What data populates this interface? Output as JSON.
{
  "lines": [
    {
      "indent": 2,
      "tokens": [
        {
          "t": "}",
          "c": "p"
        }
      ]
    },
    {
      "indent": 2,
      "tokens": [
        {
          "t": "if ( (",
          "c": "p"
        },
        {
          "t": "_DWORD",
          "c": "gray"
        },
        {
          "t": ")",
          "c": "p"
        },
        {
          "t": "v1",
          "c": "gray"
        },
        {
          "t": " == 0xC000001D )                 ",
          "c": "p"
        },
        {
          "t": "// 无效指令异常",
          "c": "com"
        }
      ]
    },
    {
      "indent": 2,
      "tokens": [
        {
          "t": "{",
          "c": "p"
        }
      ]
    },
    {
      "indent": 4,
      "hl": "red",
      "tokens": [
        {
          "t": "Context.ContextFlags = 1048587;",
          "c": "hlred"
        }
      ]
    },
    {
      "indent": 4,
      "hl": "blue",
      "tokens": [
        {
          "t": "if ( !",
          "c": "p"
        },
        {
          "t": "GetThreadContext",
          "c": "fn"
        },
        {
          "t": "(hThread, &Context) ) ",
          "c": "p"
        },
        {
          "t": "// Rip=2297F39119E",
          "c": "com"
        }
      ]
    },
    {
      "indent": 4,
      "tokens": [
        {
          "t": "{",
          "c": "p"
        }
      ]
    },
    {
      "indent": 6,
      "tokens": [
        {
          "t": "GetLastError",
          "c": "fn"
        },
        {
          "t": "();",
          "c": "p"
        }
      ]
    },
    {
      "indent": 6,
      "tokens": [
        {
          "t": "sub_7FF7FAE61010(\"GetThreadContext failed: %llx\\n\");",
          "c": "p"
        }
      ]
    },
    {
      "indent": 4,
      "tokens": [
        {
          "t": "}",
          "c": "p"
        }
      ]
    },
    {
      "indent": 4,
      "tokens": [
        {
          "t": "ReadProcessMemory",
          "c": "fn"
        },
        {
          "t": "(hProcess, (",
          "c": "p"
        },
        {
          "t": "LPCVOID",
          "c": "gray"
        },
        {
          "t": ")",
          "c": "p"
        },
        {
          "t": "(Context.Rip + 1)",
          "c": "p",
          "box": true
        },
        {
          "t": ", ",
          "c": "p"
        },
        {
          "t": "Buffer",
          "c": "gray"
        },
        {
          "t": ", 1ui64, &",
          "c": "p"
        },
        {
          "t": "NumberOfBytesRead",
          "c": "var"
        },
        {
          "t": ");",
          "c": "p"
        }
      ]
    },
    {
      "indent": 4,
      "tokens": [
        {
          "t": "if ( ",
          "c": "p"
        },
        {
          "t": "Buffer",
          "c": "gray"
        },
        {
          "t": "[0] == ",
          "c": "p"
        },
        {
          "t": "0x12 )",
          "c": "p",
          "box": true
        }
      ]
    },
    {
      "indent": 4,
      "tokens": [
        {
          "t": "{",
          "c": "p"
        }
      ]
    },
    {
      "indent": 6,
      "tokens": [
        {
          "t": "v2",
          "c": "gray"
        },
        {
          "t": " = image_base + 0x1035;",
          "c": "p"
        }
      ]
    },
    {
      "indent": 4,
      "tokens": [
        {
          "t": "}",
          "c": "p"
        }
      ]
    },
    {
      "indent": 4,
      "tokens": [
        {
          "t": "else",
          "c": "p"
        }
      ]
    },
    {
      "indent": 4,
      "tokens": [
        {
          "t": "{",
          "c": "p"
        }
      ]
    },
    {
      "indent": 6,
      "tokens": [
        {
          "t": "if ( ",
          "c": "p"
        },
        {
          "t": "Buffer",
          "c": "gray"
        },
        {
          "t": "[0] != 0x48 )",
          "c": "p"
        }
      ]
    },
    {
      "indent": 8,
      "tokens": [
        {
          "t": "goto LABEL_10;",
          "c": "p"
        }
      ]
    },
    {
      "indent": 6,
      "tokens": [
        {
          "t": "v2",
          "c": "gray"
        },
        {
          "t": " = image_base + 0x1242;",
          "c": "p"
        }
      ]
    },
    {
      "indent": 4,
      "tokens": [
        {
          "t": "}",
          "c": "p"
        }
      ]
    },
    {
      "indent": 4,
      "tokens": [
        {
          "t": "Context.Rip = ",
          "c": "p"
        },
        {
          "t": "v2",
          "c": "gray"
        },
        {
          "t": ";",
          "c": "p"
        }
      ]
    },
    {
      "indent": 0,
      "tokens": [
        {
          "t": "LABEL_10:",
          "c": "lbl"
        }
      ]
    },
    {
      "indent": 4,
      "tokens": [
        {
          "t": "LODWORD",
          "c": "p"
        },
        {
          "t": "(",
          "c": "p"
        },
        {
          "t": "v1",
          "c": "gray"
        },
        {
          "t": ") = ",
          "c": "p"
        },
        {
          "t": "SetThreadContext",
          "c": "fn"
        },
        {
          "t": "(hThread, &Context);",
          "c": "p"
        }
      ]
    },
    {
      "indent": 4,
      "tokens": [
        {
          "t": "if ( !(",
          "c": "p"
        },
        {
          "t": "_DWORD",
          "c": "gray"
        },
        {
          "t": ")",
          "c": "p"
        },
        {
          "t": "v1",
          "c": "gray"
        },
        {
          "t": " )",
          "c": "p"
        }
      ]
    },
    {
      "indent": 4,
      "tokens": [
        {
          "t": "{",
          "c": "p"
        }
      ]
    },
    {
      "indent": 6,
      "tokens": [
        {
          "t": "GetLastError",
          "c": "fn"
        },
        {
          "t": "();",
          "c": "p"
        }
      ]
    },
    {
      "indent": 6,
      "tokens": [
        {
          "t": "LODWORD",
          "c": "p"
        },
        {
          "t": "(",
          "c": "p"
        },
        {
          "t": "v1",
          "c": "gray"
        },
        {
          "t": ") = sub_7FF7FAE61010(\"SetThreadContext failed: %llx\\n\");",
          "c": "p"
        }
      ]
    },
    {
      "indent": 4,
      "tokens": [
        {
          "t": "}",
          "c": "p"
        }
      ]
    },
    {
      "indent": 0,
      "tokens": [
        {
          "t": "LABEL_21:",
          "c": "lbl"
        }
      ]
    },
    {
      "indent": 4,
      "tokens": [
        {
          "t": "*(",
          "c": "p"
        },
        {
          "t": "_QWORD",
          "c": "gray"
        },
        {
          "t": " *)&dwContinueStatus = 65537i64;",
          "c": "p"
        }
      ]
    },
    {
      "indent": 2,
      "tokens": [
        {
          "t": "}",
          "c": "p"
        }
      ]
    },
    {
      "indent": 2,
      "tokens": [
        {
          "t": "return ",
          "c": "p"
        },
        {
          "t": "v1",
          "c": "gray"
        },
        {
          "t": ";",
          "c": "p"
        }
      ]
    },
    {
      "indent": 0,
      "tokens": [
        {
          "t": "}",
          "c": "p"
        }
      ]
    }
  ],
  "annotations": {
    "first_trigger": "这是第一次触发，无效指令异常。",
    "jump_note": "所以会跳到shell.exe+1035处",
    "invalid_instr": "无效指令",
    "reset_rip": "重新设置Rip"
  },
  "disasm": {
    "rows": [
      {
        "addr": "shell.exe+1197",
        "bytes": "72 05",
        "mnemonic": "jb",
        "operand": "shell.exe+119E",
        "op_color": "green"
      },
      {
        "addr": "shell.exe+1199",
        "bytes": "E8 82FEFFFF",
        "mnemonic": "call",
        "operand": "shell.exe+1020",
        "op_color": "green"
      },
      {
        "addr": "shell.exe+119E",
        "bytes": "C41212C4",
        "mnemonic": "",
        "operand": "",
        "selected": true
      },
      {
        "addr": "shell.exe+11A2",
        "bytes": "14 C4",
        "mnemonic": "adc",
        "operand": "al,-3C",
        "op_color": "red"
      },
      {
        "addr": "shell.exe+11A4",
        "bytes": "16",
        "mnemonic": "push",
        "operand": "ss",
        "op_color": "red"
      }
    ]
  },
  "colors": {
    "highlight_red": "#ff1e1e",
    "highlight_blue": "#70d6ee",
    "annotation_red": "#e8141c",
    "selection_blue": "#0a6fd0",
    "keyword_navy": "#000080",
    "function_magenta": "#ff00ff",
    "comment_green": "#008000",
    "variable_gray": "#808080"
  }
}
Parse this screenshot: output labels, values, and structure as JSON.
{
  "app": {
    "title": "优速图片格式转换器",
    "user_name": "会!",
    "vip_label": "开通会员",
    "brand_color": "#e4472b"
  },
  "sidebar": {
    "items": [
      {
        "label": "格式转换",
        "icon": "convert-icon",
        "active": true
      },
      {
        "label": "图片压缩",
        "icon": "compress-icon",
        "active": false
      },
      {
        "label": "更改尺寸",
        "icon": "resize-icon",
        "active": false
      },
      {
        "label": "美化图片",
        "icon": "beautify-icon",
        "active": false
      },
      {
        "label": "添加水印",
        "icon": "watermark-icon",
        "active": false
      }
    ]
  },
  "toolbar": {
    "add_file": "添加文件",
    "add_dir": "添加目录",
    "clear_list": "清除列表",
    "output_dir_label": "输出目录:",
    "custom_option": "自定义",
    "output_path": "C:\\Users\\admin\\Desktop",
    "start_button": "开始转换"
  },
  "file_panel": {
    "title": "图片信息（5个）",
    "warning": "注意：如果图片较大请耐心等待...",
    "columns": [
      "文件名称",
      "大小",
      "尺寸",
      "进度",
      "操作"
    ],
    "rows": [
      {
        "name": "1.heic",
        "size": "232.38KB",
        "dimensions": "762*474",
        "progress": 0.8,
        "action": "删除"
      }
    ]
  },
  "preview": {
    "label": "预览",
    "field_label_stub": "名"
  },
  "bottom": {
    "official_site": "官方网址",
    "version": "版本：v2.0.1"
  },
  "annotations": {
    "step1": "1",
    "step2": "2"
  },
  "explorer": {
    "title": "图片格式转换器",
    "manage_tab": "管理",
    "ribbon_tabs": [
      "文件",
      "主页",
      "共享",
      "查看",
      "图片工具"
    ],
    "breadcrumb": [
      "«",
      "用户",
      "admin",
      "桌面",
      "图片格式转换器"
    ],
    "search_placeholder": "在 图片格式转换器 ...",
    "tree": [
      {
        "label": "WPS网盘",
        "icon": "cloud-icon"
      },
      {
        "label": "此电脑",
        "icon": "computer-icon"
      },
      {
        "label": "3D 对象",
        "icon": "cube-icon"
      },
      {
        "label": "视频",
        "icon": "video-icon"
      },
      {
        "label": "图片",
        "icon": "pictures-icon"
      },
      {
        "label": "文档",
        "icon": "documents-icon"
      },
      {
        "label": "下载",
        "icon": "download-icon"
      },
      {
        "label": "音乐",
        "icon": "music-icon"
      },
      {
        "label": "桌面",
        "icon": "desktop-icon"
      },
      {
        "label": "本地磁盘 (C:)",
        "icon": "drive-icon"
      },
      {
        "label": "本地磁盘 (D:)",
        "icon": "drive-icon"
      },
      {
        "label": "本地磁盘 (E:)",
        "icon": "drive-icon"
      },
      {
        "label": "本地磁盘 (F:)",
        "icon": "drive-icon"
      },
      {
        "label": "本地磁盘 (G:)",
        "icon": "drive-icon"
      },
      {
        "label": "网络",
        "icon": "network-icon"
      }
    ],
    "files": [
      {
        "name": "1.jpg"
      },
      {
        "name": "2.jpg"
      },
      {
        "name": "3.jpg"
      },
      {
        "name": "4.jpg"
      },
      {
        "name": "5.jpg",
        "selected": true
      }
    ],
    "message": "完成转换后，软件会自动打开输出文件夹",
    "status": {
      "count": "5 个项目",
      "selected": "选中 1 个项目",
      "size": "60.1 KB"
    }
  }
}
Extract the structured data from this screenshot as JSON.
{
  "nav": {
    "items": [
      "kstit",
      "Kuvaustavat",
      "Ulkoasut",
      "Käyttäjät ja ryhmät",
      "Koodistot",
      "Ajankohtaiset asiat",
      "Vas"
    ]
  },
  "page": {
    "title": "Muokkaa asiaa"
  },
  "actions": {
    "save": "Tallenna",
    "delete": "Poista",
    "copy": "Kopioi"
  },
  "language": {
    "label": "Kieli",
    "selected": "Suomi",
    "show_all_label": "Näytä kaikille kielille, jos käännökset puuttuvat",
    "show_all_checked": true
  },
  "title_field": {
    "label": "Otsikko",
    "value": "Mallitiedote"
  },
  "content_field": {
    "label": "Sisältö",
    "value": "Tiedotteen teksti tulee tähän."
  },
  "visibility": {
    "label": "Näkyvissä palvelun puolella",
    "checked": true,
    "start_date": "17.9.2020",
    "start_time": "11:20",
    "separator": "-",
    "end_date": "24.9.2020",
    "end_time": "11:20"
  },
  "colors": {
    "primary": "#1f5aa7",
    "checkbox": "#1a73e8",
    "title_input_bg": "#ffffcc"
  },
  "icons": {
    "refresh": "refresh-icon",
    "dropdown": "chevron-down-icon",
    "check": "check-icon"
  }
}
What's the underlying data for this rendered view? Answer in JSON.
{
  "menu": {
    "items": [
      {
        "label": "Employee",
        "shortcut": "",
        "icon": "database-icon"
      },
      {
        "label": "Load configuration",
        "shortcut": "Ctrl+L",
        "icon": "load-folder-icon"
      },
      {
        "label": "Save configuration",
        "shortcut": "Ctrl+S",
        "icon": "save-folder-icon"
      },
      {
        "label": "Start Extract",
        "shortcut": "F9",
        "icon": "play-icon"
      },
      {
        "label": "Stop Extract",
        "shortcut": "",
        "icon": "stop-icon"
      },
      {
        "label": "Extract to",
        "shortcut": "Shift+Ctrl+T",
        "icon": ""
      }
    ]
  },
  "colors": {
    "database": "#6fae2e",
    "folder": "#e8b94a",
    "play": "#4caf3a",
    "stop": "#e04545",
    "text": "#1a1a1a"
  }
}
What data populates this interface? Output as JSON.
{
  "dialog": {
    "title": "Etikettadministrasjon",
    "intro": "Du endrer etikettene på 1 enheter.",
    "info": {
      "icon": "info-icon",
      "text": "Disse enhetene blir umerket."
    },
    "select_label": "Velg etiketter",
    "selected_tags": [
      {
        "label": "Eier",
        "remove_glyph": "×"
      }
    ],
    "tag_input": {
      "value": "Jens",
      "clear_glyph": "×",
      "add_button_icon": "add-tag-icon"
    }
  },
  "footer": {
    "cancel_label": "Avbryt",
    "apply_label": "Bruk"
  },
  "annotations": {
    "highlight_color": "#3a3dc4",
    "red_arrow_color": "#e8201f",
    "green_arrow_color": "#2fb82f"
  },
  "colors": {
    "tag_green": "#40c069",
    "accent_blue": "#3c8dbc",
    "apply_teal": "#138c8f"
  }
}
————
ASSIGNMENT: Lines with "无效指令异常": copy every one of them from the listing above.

REPLY TO THE TASK:
          "t": "// 无效指令异常",
    "first_trigger": "这是第一次触发，无效指令异常。",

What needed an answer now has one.